No complaints from the other parties (how wrong can you really go with toast?), though the eggs benedict looked like it had been sitting around for a good 5 minutes and had developed that custardy skin on the top.

Ecabar…I probably won’t be back. We want our brunches full of excitement – deep flavours, warming undertones, surprising freshness. Or at least comfort. Big, warming bowls of comfort. Not flat, boring, small, un-innovative serves of blandness. Sorry, Ecabar…

Ecabar Cafe and Wine Bar
2/128 Darlinghurst Road
Darlinghurst NSW 2010

Ecabar Cafe and Wine Bar on Urbanspoon

Telling porkies

Now, I’m not usually one to re-post other recipes but I have just finished wolfing down what is one of the most delicious dishes I’ve cooked in a while and had to share.

For my first ever attempt at cooking pork belly (yes, yes, pork belly is apparently the only cut of meat to eat these days), I utilised the sacrilicious crisp pork belly with caramel vinegar recipe of Bill Granger. Thanks, Bill.

Step one on your journey to ingestible heaven: start telling porkies. I used a 400gm piece of pork belly (try and get the end of the belly that has slightly less fat on it. The skin will still be shatteringly crisp, and you won’t be downing what seems like the fat of one thousand animals). Score the skin (stop before you hit the meat itself) at about 1cm intervals (this will also help when you’re slicing the pork later on) and then rub a good few teaspoons of salt all over the skin. Leave for 30 mins.

I hear tattoo artists practice on this sorta thing

Step two: it’s roasting time. Set your oven to 220 degrees (fan forced). Wipe the salt off the pork skin and dry well, with kitchen paper. Lightly oil a tray and place the pork skin side down – don’t worry, I too was sceptical that this would result in a limp, juicy skin as opposed to the crisp, crackly, airy delight I was expecting.
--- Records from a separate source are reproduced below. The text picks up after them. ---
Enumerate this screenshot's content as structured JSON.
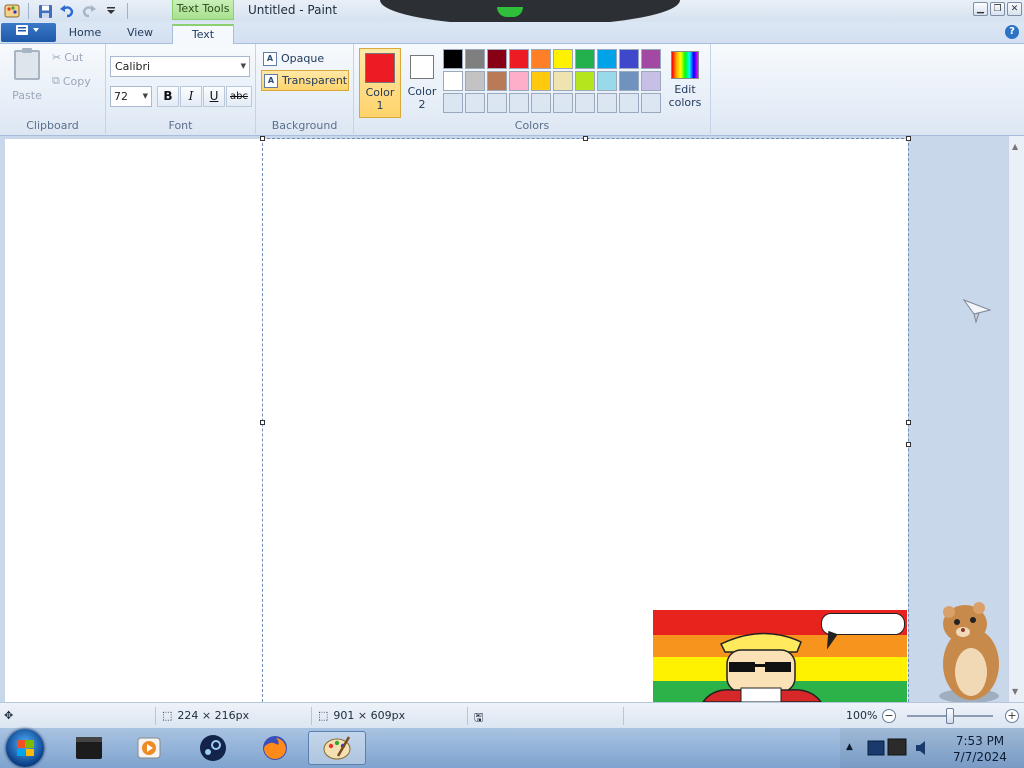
{
  "window": {
    "title": "Untitled - Paint",
    "contextual_tab": "Text Tools"
  },
  "tabs": {
    "home": "Home",
    "view": "View",
    "text": "Text"
  },
  "clipboard": {
    "group_label": "Clipboard",
    "paste": "Paste",
    "cut": "Cut",
    "copy": "Copy"
  },
  "font": {
    "group_label": "Font",
    "family": "Calibri",
    "size": "72",
    "bold": "B",
    "italic": "I",
    "underline": "U",
    "strikethrough": "abc"
  },
  "background": {
    "group_label": "Background",
    "opaque": "Opaque",
    "transparent": "Transparent",
    "selected": "transparent"
  },
  "colors": {
    "group_label": "Colors",
    "color1_label_a": "Color",
    "color1_label_b": "1",
    "color1_value": "#ed1c24",
    "color2_label_a": "Color",
    "color2_label_b": "2",
    "color2_value": "#ffffff",
    "edit_label_a": "Edit",
    "edit_label_b": "colors",
    "palette_row1": [
      "#000000",
      "#7f7f7f",
      "#880015",
      "#ed1c24",
      "#ff7f27",
      "#fff200",
      "#22b14c",
      "#00a2e8",
      "#3f48cc",
      "#a349a4"
    ],
    "palette_row2": [
      "#ffffff",
      "#c3c3c3",
      "#b97a57",
      "#ffaec9",
      "#ffc90e",
      "#efe4b0",
      "#b5e61d",
      "#99d9ea",
      "#7092be",
      "#c8bfe7"
    ],
    "palette_row3": [
      "#dce6f2",
      "#dce6f2",
      "#dce6f2",
      "#dce6f2",
      "#dce6f2",
      "#dce6f2",
      "#dce6f2",
      "#dce6f2",
      "#dce6f2",
      "#dce6f2"
    ]
  },
  "status": {
    "selection_size": "224 × 216px",
    "image_size": "901 × 609px",
    "zoom": "100%"
  },
  "clock": {
    "time": "7:53 PM",
    "date": "7/7/2024"
  }
}
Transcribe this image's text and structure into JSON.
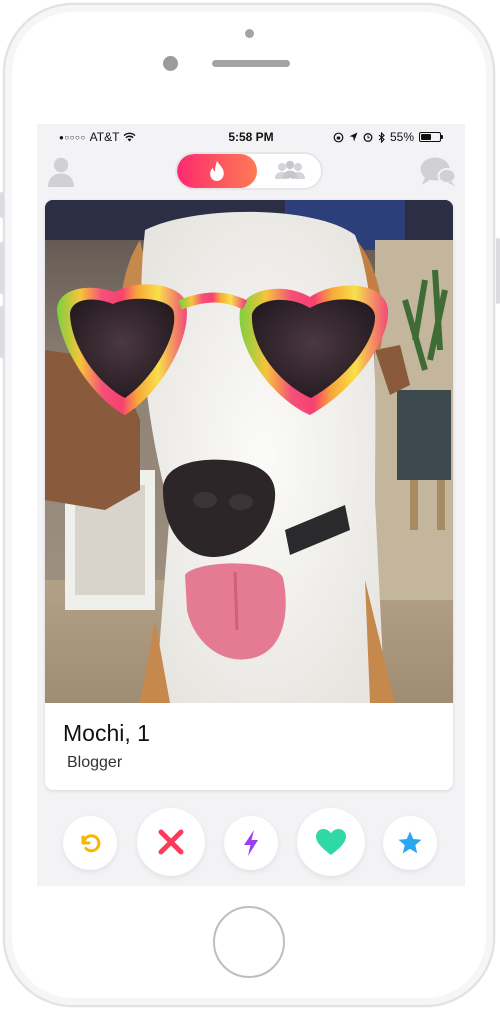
{
  "status_bar": {
    "signal": "●○○○○",
    "carrier": "AT&T",
    "time": "5:58 PM",
    "battery": "55%",
    "battery_level": 0.55
  },
  "top_nav": {
    "left_icon": "profile-icon",
    "center_toggle": [
      "flame-icon",
      "group-icon"
    ],
    "right_icon": "chat-icon",
    "accent": "#fd4a65"
  },
  "card": {
    "name": "Mochi, 1",
    "bio": "Blogger"
  },
  "actions": [
    {
      "icon": "rewind-icon",
      "color": "#f5b700"
    },
    {
      "icon": "nope-x-icon",
      "color": "#fd3a5c"
    },
    {
      "icon": "boost-bolt-icon",
      "color": "#9b3df0"
    },
    {
      "icon": "like-heart-icon",
      "color": "#2fd8a6"
    },
    {
      "icon": "super-like-star-icon",
      "color": "#2aa7f0"
    }
  ]
}
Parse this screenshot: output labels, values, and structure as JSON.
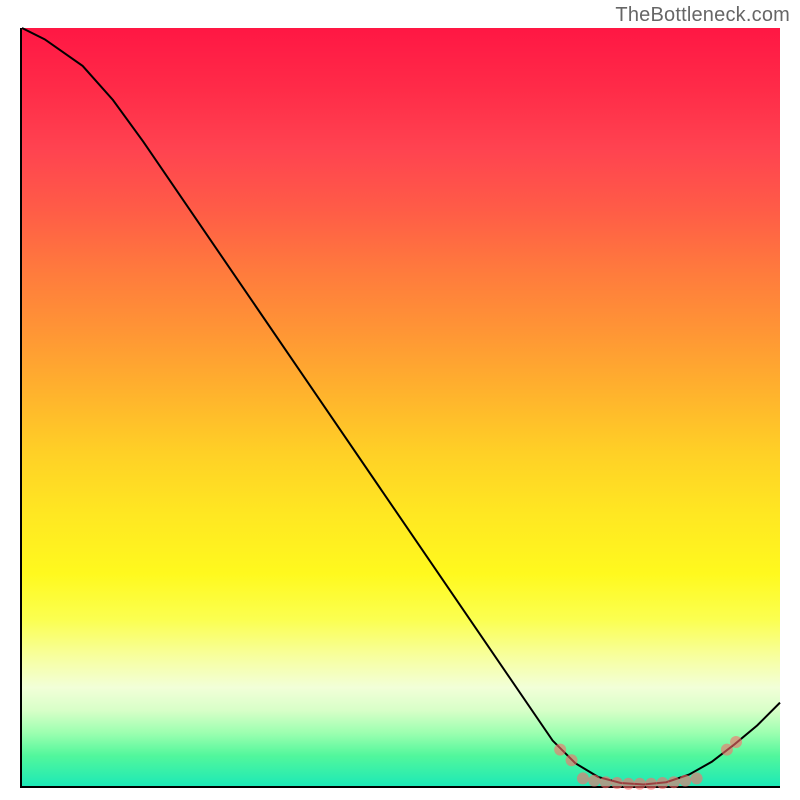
{
  "watermark": "TheBottleneck.com",
  "chart_data": {
    "type": "line",
    "title": "",
    "xlabel": "",
    "ylabel": "",
    "xlim": [
      0,
      100
    ],
    "ylim": [
      0,
      100
    ],
    "grid": false,
    "series": [
      {
        "name": "curve",
        "points": [
          {
            "x": 0,
            "y": 100
          },
          {
            "x": 3,
            "y": 98.5
          },
          {
            "x": 8,
            "y": 95
          },
          {
            "x": 12,
            "y": 90.5
          },
          {
            "x": 16,
            "y": 85
          },
          {
            "x": 70,
            "y": 6
          },
          {
            "x": 73,
            "y": 3
          },
          {
            "x": 76,
            "y": 1.2
          },
          {
            "x": 79,
            "y": 0.4
          },
          {
            "x": 82,
            "y": 0.2
          },
          {
            "x": 85,
            "y": 0.5
          },
          {
            "x": 88,
            "y": 1.5
          },
          {
            "x": 91,
            "y": 3.2
          },
          {
            "x": 94,
            "y": 5.5
          },
          {
            "x": 97,
            "y": 8
          },
          {
            "x": 100,
            "y": 11
          }
        ]
      }
    ],
    "markers": [
      {
        "x": 71,
        "y": 4.8,
        "r": 6
      },
      {
        "x": 72.5,
        "y": 3.4,
        "r": 6
      },
      {
        "x": 74,
        "y": 1.0,
        "r": 6
      },
      {
        "x": 75.5,
        "y": 0.7,
        "r": 6
      },
      {
        "x": 77,
        "y": 0.5,
        "r": 6
      },
      {
        "x": 78.5,
        "y": 0.4,
        "r": 6
      },
      {
        "x": 80,
        "y": 0.3,
        "r": 6
      },
      {
        "x": 81.5,
        "y": 0.3,
        "r": 6
      },
      {
        "x": 83,
        "y": 0.3,
        "r": 6
      },
      {
        "x": 84.5,
        "y": 0.4,
        "r": 6
      },
      {
        "x": 86,
        "y": 0.5,
        "r": 6
      },
      {
        "x": 87.5,
        "y": 0.7,
        "r": 6
      },
      {
        "x": 89,
        "y": 1.0,
        "r": 6
      },
      {
        "x": 93,
        "y": 4.8,
        "r": 6
      },
      {
        "x": 94.2,
        "y": 5.8,
        "r": 6
      }
    ],
    "gradient_stops": [
      {
        "pos": 0,
        "color": "#ff1744"
      },
      {
        "pos": 50,
        "color": "#ffd026"
      },
      {
        "pos": 75,
        "color": "#fff91e"
      },
      {
        "pos": 100,
        "color": "#1de9b6"
      }
    ]
  }
}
Whack in the oven for 30 mins. Turn the oven down to 190 degrees and continue baking for a further 30 mins. At this point, turn the pork over so the skin is facing up and roast for a further 20 mins or until the skin is crackly. Take out of the oven and let it hang out for around 20 mins.

Sorry, I think you’ll find that I’ve drooled to the left

Step three: this gives you just enough time to steam some rice and make a delectably sweet, saucy caramel syrup to accompany (oh.. and veggies if you really must). In a saucepan, pile in 1/2 cup of brown sugar along with 1/3 cup red wine vinegar, a cinnamon stick and 2 star anise, and boil on high for about 5 mins until the sugar has dissolved and the liquid has evaporated to be slick and syrupy. Pour in about 1/2 cup of chicken stock and the juice of an orange and – same process again – reduce until deliciously thick. I slipped in a few slices of a long red chilli right at the end to add a bit of colour and a smack of freshness.


Step four: 2, 4, 6, 8 – dig in, don’t wait. Slice your deliciously-rested and juicy pork and place atop a mound of rice. Drizzle with the syrup, discarding the cinnamon and star anise, of course! Eat ravenously.


Well, I never claimed it was good for you, but it is delicious for you.